In the sights of the regulator over recent months, Telstra has committed to an independent review of the compliance technologies it uses to make good on overcharging and poor complaints handling.
Regulator the Australian Media and Communications Authority demanded the moves after Telstra delayed compensation payments of more than $11 million owed to over 67,000 customers in the five years to 2021.
All that highlights the fact that you can avoid Telstra altogether for a mobile phone deal, experts said.
The latest call out followed $2.2 million in penalties and customer recompense announced in April after ACMA determined Telstra had overcharged more than 10,000 customers almost $2.5 million over a 12-year period.
So why is our number one telco being called out in this way?
“It’s not what you would call a rogue company, it’s more about making stupid mistakes,” said telecommunications consultant Paul Budde.
It’s also about priorities, with the technologies used to right previous wrongs being undervalued, Mr Budde said.
“It’s typically an area they would under-invest in and it doesn’t get the same attention as the systems where they actually make money,” he said.
In fact Telstra is a standout when it comes to complaints, says Tara Donnelly, Canstar Blue’s telco editor.
“Telstra definitely has the largest number of consumer complaints made against it,” Ms Donnelly said.
But that isn’t surprising “because it also has the largest market share,” Ms Donnelly said.
Telstra has 44 per cent of the mobile market, the area most Australians interface with in the telco industry.
But the question consumers should ask is whether they still need Telstra.

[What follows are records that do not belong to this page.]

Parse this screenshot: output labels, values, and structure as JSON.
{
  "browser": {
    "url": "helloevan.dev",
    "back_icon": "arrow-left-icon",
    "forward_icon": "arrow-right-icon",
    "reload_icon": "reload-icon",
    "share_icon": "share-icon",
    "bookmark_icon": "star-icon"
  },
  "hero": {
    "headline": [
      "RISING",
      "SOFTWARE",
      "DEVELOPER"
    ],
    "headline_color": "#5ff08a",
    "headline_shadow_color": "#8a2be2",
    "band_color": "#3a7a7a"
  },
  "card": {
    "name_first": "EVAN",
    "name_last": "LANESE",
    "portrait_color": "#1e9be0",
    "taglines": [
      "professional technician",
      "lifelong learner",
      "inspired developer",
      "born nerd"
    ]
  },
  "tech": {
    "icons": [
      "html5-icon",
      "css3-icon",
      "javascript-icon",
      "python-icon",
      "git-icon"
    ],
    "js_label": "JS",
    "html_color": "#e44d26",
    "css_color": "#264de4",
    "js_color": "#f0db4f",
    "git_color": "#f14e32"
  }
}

It depends what you are looking for, but today the answer is probably not.
If you’re just looking for value for money then you can do better than the big three. Of Telstra’s major competitors, Optus has 31 per cent of the market and Vodafone 17 per cent.
That leaves only 10 per cent to around 20 small players who dominate the bargain basement mobile phone pricing sector.
None of the big three come close to the deals shown above.
“If you look at postpaid their plans start at about $40 a month where with the smaller providers you can easily find offers starting at about $10 or $20 a month,” Ms Donnelly said.
Plans offered by the big three can give you up to 40 GB of data.
“The average data use in Australia is something like 11 GB per month, so we tend to say that plans offering between 10 and 20 GB per month is probably plenty for the average user,” Ms Donnelly said.
Smaller can mean better
It is not only in cost that the small providers deliver for consumers.
“Our ‘most satisfied customers’ awards showed that smaller telcos ranked a lot higher and, shockingly, we had Vodafone, Telstra and Optus in the bottom three,” Ms Donnelly said.
Those rankings measured overall satisfaction, which was in turn made up of factors like value for money, customer service, network coverage, flexibility, signup and activation and billing.
“We found that the smaller providers were ranked more highly across those categories,” Ms Donnelly said.
Flexibility was an important category for consumers. That was characterised as, “not being locked into a contract and being able to swap and change things around if needed”, Ms Donnelly said.
Of the larger telcos, Vodafone was the best performer, Canstar Blue found.
But there are reasons to stay with the big providers too.
“With them you can have a lot of extras in your plan. They can bundle phone and internet and throw in subscriptions to things like Netflix and Kayo,” Ms Donnelly said.
There is also the advantage of 5G. This lightning-fast new network is currently available through the big three, although Optus is reselling its 5G network to a few smaller players such as Spin Tel, Aussie Broadband and Southern Phone.
Optus and Vodafone are likely to follow. However getting 5G through a smaller player will not necessarily give you access to the technology across the complete network.